Instantly, everyone who was not watching the race live (i.e. the entire nation), turned to YouTube for footage of the devastating wreck. But YouTube notified users that it had pulled videos from the race at the request of NASCAR for fear of committing copyright infringement. These “cease and desist” cat-and-mouse games over copyright violations happen all the time on third-party content websites like YouTube.
This is because websites like YouTube enjoy the safe harbor provisions of Section 512 of the Digital Millenium Copyright Act, which shields content providers from liability stemming from users’ infringing activities.
Specifically, Section 512(a) provides that
A service provider shall not be liable for monetary relief, or, except as provided in subsection (j), for injunctive or other equitable relief, for infringement of copyright by reason of the provider’s transmitting, routing, or providing connections for, material through a system or network controlled or operated by or for the service provider, or by reason of the intermediate and transient storage of that material in the course of such transmitting, routing, or providing connections, if
(1) the transmission of the material was initiated by or at the direction of a person other
than the service provider;
(2) the transmission, routing, provision of connections, or storage is carried out through an automatic technical process without selection of the material by the service provider;
(3) the service provider does not select the recipients of the material except as an
automatic response to the request of another person;
(4) no copy of the material made by the service provider in the course of such intermediate or transient storage is maintained on the system or network in a manner ordinarily accessible to anyone other than anticipated recipients, and no such copy is maintained on the system or network in a manner ordinarily accessible to such anticipated recipients for a longer period than is reasonably necessary for the transmission, routing, or provision of connections; and

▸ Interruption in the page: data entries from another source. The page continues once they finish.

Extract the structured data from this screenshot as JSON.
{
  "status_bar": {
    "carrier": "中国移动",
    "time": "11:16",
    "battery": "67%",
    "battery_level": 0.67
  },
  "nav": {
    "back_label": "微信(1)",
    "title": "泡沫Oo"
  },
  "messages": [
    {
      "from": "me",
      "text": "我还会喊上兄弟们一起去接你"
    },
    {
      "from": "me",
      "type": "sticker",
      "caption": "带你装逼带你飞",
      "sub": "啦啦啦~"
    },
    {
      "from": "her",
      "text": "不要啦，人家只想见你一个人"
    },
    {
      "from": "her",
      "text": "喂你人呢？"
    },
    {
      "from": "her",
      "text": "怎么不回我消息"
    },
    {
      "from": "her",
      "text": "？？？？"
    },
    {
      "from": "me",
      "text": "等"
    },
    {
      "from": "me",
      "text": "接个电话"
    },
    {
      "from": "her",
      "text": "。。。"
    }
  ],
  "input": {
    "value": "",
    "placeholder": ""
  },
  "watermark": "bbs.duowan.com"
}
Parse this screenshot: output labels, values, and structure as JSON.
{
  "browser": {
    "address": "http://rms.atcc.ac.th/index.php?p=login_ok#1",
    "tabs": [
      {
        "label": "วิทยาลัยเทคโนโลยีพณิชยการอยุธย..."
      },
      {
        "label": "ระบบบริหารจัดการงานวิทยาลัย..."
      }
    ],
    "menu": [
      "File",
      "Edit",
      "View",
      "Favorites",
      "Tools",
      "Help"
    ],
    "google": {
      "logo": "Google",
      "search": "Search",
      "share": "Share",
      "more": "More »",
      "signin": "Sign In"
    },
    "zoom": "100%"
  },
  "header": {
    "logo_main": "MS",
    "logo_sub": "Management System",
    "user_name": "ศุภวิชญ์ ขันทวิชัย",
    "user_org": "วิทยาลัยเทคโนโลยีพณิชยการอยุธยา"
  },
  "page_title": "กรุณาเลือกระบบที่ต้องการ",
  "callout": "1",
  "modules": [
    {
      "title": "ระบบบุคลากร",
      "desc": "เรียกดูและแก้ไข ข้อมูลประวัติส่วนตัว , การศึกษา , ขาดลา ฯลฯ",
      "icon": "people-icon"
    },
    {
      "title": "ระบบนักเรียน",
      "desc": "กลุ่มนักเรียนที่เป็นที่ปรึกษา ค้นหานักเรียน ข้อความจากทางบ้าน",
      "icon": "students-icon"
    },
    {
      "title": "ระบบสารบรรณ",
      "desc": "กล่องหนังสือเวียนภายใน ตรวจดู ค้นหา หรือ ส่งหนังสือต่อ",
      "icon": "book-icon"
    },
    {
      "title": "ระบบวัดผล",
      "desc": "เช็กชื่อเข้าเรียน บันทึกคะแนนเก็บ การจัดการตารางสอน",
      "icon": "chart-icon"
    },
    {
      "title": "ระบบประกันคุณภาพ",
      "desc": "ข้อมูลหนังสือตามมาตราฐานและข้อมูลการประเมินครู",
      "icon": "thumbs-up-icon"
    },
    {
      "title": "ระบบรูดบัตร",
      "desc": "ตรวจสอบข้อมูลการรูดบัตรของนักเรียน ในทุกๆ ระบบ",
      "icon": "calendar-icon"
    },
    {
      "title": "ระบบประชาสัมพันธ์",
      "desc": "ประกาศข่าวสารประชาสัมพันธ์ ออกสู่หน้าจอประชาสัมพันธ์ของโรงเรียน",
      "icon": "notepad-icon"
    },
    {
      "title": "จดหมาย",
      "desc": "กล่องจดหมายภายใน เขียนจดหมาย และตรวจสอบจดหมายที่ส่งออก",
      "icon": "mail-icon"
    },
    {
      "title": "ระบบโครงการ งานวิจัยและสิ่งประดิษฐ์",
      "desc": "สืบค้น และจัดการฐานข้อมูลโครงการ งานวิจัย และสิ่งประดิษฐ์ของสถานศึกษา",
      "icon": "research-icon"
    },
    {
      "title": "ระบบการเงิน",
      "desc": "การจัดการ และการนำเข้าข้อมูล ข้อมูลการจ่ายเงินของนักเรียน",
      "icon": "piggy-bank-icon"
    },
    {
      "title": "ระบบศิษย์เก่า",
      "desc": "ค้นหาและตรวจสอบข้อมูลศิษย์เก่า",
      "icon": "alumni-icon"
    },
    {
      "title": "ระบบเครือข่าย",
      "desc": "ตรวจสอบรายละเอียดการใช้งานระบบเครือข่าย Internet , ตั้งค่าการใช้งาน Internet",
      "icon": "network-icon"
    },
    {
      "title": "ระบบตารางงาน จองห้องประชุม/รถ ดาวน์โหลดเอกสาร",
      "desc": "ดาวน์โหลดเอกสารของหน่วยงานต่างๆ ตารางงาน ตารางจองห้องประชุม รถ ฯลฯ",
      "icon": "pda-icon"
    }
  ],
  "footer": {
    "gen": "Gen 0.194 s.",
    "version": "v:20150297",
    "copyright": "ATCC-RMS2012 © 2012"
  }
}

(5) the material is transmitted through the system or network without modification of its content
Normally, when an entity as large and as wealthy as NASCAR says a user is violating its copyrights, the infringing content is removed and that is the end of the story. What makes this Daytona crash so unique is that the alleged copyright violator fought back in a rarely-used provision of Section 512 (and YouTube appears to be supportive). Section 512(g)(3) explains that once a video is pulled for alleged copyright infringement, the uploader must file a counter-notification to have YouTube reinstate the video. This process can only be used on content believed to have been misidentified or removed by mistake. It usually takes 10 days and requires sending personal information to the person making the copyright claim.
To be effective, a counter-notification must be a written communication provided to the service provider’s designated agent that includes substantially the following:
(A) A physical or electronic signature of the subscriber.
(B) Identification of the material that has been removed or to which access has
been disabled and the location at which the material appeared before it was removed or access to it was disabled.
(C) A statement under penalty of perjury that the subscriber has a good faith belief
that the material was removed or disabled as a result of mistake or misidentification of the material to be removed or disabled.
(D) The subscriber’s name, address, and telephone number, and a statement that
the subscriber consents to the jurisdiction of Federal District Court for the judicial district in which the address is located, or if the subscriber’s address is outside of the United States, for any judicial district in which the service provider may be found, and that the subscriber will accept service of process from the person who provided notification under subsection (c)(1)(C) or an agent of such person
Although it appears NASCAR will not be easy to defeat, this incident brings to light the extremely broad rights that leagues and teams assert through adhesion contracts on the back of event tickets. Does NASCAR or any other league really own every sight, sound, and image that comes from its events? For now it seems that they do until more and more individuals fight back with the help of Section 512.